Shelly Kappe interviews five architects from Mexico; Enrique Del Moral, Agust?n Hern?ndez, Abraham Zabludovsky and Teodoro Gonz?lez de Le?n, and Augusto Alvarez. Additionally, she interviews Teodoro Gonz?lez de Le?n separately. The discussion with each architect is about the influence of their schooling at the National Autonomous University of Mexico. Each architect acknowledges the influence of Le Corbusier. In
De Le?n’s interview he details his work with Le Corbusier.
A series of Mexican architects are interviewed individually by Shelly Kappe and discuss the development of modern architecture in Mexico. Enrique Del Moral talks about his early days as a student of Jos? Villagr?n, and how winning the lottery enabled him to travel. Abraham Zabludovsky and Teodoro Gonz?lez de Le?n talk about their partnership which is more like a history of collaboration than a traditional office. Charles Eames speaks at LACMA in 1976 about various topics important to his practice, beginning with education and ways of learning. A 1973 WNET documentary “An Eames Celebration“ features an interview with Charles and Ray and focuses on their house for the Case Study House program five years after its completion.

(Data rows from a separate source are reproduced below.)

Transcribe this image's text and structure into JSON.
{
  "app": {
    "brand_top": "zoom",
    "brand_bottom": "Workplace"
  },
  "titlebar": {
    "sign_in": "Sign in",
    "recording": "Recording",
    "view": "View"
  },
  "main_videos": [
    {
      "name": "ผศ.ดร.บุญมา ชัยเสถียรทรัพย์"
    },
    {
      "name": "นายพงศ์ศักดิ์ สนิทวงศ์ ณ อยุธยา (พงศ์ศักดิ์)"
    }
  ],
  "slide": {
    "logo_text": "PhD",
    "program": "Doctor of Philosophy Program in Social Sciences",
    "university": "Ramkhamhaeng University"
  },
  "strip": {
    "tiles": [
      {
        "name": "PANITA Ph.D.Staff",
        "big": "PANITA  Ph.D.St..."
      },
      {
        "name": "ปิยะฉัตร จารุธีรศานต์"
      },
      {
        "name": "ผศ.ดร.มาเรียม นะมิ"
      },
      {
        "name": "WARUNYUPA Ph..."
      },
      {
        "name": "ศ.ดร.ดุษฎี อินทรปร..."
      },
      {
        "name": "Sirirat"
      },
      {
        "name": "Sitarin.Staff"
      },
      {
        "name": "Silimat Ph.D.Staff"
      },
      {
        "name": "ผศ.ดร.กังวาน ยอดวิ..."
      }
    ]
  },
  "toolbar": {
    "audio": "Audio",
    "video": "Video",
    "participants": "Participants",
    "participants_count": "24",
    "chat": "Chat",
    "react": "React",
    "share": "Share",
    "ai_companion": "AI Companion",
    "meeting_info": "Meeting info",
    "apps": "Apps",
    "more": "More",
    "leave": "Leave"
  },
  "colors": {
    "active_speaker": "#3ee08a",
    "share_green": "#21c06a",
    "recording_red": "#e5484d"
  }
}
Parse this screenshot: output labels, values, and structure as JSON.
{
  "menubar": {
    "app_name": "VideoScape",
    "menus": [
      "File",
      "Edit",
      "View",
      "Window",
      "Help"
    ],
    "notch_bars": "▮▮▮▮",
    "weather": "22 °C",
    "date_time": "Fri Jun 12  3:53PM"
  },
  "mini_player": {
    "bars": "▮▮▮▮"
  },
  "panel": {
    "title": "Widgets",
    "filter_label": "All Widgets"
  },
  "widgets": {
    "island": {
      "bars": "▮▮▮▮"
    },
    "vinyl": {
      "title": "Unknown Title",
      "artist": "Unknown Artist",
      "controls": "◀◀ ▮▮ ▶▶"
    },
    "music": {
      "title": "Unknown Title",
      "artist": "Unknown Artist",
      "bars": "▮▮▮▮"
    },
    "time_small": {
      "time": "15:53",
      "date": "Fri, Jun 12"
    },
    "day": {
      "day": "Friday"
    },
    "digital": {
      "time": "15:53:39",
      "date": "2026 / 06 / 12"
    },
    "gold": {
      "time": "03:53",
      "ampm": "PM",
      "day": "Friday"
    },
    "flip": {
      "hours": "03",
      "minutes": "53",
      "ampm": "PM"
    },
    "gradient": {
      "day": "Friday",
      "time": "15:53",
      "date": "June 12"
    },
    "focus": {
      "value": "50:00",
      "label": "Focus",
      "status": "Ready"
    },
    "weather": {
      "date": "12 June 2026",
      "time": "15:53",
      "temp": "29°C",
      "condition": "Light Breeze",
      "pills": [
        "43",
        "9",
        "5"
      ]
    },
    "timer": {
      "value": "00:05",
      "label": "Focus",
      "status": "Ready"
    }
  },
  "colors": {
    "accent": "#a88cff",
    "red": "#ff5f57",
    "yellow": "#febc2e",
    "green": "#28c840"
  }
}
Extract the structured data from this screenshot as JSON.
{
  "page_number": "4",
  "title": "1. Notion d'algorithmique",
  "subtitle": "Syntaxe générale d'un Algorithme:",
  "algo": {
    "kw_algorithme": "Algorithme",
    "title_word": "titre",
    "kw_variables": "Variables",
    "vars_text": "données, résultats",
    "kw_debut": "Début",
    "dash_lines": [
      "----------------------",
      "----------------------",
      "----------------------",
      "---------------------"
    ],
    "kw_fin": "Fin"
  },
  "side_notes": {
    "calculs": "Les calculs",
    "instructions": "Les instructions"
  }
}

Shelly Kappe separately interviews Mexican Architects; Enrique Del Moral and Agust?n Hern?ndez. Del Moral talks about his early architectural work in Mexico City. He says people did not initially make the connection between art and architecture. He explains that Le Corbusier was a direct influence for modern architects in Mexico, but that Walter Gropius was an even greater influence for him. Del Moral credits the Bauhaus for new thinking and new developments in construction. Agust?n Hern?ndez talks about his architectural career in Mexico, where he attended the National Autonomous University of Mexico, and where he now teaches. When asked whose work he admired growing up, he states Le Corbusier, Oscar Niemeyer, and Frank Lloyd Wright as influences. Hern?ndez states, “I don’t believe in theories. I believe in practice.” He explains “there are two types of spaces in architecture in Mexico…pre-Hispanic – cosmic space – religion of the sky…and after the conquest, the religion in the room…” Hern?ndez’s preference is pre-Hispanic and its geometric forms. He sees “architecture as a living sculpture.”